● **What the task asks**
Count every line below that contains "xuống", then state the total with no other output.
· · ·
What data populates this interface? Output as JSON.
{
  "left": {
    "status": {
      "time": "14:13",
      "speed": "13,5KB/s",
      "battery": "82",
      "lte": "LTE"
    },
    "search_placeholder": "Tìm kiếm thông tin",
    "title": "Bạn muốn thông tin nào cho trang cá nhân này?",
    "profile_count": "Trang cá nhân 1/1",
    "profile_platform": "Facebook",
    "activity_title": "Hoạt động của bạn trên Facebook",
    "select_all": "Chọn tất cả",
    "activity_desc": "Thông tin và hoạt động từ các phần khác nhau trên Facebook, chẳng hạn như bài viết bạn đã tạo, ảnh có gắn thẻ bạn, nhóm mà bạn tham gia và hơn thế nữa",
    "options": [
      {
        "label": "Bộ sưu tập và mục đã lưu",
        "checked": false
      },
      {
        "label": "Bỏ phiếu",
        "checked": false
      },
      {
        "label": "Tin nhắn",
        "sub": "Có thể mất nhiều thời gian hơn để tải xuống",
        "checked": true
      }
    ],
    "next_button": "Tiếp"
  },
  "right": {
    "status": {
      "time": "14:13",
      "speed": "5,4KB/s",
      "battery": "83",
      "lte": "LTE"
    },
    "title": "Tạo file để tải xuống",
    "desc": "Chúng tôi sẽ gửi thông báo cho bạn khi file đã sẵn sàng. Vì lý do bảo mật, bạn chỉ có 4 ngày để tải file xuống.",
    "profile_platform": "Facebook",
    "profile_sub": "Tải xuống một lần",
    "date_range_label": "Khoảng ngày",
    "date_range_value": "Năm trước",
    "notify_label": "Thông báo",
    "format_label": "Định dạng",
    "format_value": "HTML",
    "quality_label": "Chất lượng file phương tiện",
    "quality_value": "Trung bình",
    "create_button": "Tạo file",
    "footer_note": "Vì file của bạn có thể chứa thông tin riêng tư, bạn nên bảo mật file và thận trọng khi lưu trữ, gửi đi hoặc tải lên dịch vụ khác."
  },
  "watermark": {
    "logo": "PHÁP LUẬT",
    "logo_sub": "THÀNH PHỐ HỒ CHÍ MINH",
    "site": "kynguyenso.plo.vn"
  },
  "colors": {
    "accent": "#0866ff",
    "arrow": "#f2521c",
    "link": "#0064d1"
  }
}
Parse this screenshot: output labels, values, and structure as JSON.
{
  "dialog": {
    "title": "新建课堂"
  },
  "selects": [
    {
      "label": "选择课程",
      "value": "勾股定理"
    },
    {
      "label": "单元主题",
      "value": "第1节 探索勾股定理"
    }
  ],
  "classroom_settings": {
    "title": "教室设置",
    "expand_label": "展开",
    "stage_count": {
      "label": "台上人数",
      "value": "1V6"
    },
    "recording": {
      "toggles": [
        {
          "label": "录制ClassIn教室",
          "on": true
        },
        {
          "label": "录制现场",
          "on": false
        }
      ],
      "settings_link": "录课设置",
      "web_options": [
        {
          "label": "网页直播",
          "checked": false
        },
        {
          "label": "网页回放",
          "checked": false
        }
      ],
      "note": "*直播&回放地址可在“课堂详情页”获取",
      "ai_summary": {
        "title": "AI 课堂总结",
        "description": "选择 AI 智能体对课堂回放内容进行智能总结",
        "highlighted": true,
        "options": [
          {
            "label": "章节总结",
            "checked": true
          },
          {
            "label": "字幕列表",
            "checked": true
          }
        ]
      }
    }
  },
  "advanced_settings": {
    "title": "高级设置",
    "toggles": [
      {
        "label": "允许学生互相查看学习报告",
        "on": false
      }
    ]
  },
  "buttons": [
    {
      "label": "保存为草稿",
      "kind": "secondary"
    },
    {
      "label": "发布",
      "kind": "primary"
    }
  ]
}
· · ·
● **Exercise output**
4